College costs $20,000 a year

The month of July is flying by and we?ve all been busy. I recently attended a meeting in Iowa City at the University. The focus was concerns over the closing of the Labor Center and other cuts to several departments, including the State Hygienic Lab and Iowa?s Center for Agricultural Safety and Health (I-CASH).

The changes are the result of continued cuts to funding for the three regent universities in Iowa. Freshman students that will start attending our three state universities in August will be spending more. They and their parents know that it now takes $20,000 per year to go to college. That is $80,000 for a 4-year bachelor degree. Some students and some parents may spend decades paying school debt.


History of land grants

In July of 1862, Abraham Lincoln signed the Morrill Land-Grant College Act. This gave 30,000 acres of federal land to the state of Iowa. That land was sold and the money was used to establish the State Agricultural College in Ames, now Iowa State University.

This was so important that it occurred during our Civil War. Land grant universities are an enduring legacy of Lincoln?s presidency. The wise leaders of that time knew that our country?s future needed higher education accessible to all. A government of the people could and should provide education for the people.

Consensus today has withered away about higher education as a public goal. Our state support has been plummeting, shifting the financial burden onto students and families. I feel this needs to be reversed, and that public education is the bedrock of our democracy.

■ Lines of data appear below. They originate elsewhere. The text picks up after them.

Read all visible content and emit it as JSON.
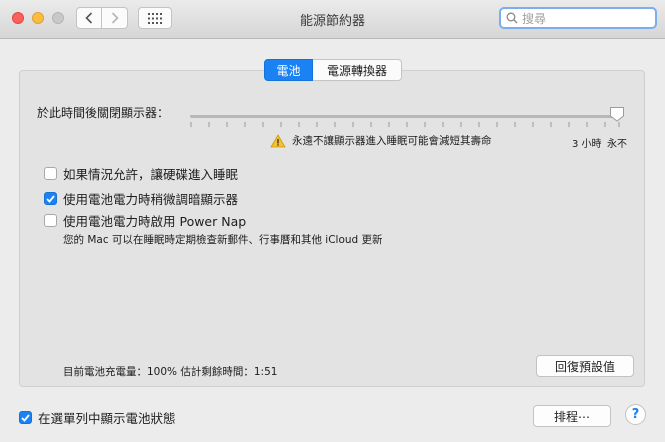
{
  "window": {
    "title": "能源節約器",
    "search_placeholder": "搜尋"
  },
  "tabs": [
    {
      "label": "電池",
      "selected": true
    },
    {
      "label": "電源轉換器",
      "selected": false
    }
  ],
  "display_sleep": {
    "label": "於此時間後關閉顯示器：",
    "value": "永不",
    "warning": "永遠不讓顯示器進入睡眠可能會減短其壽命",
    "tick_labels": [
      "3 小時",
      "永不"
    ]
  },
  "options": [
    {
      "label": "如果情況允許，讓硬碟進入睡眠",
      "checked": false
    },
    {
      "label": "使用電池電力時稍微調暗顯示器",
      "checked": true
    },
    {
      "label": "使用電池電力時啟用 Power Nap",
      "checked": false
    }
  ],
  "power_nap_note": "您的 Mac 可以在睡眠時定期檢查新郵件、行事曆和其他 iCloud 更新",
  "battery_status": "目前電池充電量：100%  估計剩餘時間：1:51",
  "buttons": {
    "restore_defaults": "回復預設值",
    "schedule": "排程⋯",
    "help": "?"
  },
  "menu_bar_option": {
    "label": "在選單列中顯示電池狀態",
    "checked": true
  },
  "colors": {
    "accent": "#1b82f3",
    "close": "#fc605b",
    "minimize": "#fdbc40",
    "warning": "#f5c12e"
  }
}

Southeast Iowa drought conditions

On a different topic, the three counties that I represent are experiencing drought. The rest of the state has been getting an excess of rain. According to the Drought Monitor in Lincoln, Nebraska, Davis County has entered into what is called an extreme drought. Last year, much of southeastern Iowa received a disaster designation. Federal assistance through the Farm Services Agency was given to several counties.

Jefferson and Van Buren counties each received three months of assistance. Davis County, which was probably the driest in the state, only received one month of assistance for cow/calf producers. This was the result of data collection that was not sufficient.

Cattle producers especially are feeling the negative impact again. Herd size is being reduced, hay is being fed and water is being purchased. Farm Service Agency help may be needed. I?m listening and working with local producers.

If the designation is declared financial assistance will be triggered which will include a Non-Insured Crop Disaster Assistance Program which provides financial assistance to producers of non-insurable crops when low yields, loss of inventory, or prevented planting occur due to natural disasters. Also available is the Livestock Indemnity Program (LIP) which provides assistance to eligible producers for livestock loss in excess of normal caused by adverse weather.

Because of this annual trend in southern Iowa, I encourage purchase of drought insurance through the federal government to protect farm business in the future. For more information, call the local Farm Services Agency in Fairfield at 641-472-2558, Keosauqua at 319-293-3371 and Bloomfield at 641-664-2616.

Finally, I attended a meeting in Keosauqua presented by the Van Buren County SAFE Coalition. SAFE is an acronym for substance abuse free environment. I listened to a conversation about what alcohol restrictions are in place for community events and the responsibility of social hosts. Underage drinking is a problem that exists and can lead to tragedy. Working together and continued dialog is a positive approach.

Thank you for giving me the opportunity to serve you in the Iowa House. I look forward to hearing from you.


? Phil Miller serves District 82 in the Iowa House of Representatives. The district includes all of Davis and Van Buren counties, and most of Jefferson County. He can be reached at 641-472-2511, or at phil.miller@legis.iowa.gov.